Information provided.

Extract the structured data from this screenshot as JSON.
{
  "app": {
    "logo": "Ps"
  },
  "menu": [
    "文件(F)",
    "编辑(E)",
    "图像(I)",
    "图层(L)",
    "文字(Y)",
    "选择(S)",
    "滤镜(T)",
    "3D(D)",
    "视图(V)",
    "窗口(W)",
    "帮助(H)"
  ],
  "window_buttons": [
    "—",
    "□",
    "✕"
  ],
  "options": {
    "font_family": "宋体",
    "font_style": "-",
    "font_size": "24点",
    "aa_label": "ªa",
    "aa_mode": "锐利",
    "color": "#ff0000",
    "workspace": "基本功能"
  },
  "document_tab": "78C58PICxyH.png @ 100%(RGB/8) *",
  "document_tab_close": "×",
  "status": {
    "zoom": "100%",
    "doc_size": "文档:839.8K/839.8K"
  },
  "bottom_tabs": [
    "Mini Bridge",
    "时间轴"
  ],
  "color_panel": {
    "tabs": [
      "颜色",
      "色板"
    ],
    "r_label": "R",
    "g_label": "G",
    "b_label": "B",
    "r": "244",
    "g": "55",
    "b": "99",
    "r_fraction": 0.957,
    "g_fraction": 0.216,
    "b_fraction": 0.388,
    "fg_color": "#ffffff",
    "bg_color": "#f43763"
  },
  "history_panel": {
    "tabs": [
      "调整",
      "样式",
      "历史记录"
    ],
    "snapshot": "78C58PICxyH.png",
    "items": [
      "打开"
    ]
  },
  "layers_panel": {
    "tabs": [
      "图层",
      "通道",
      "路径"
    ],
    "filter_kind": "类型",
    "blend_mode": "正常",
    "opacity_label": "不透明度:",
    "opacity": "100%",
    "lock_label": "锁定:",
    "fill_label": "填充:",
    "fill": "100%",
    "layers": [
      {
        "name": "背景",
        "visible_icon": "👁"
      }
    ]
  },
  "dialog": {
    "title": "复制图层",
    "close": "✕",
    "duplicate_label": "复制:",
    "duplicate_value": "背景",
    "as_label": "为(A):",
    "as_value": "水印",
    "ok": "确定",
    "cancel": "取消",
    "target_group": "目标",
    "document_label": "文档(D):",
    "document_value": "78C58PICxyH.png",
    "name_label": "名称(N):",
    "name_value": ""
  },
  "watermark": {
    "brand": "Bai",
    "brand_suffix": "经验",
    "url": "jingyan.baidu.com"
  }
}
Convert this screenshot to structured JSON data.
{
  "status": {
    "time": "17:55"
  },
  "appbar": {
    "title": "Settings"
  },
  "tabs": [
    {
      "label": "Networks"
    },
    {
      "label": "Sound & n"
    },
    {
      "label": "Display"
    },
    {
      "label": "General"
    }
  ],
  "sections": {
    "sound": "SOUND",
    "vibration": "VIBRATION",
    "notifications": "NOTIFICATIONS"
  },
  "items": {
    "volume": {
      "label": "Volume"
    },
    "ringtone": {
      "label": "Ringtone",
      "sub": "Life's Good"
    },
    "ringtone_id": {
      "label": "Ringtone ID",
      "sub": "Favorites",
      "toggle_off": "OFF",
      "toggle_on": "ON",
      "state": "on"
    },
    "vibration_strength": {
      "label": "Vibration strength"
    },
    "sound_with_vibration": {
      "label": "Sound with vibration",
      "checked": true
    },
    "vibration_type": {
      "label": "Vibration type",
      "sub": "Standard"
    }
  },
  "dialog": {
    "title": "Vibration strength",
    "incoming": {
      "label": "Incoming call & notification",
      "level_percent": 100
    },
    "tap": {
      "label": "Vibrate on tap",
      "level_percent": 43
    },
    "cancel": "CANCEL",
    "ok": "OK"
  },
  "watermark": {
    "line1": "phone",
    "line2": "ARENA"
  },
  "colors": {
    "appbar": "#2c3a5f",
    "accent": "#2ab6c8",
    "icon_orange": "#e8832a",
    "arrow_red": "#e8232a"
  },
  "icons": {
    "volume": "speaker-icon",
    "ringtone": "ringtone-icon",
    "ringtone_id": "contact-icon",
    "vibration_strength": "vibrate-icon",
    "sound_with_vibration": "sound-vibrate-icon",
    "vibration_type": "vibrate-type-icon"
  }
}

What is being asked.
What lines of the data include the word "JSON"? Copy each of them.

Answer for the task.
Extract the structured data from this screenshot as JSON.
Convert this screenshot to structured JSON data.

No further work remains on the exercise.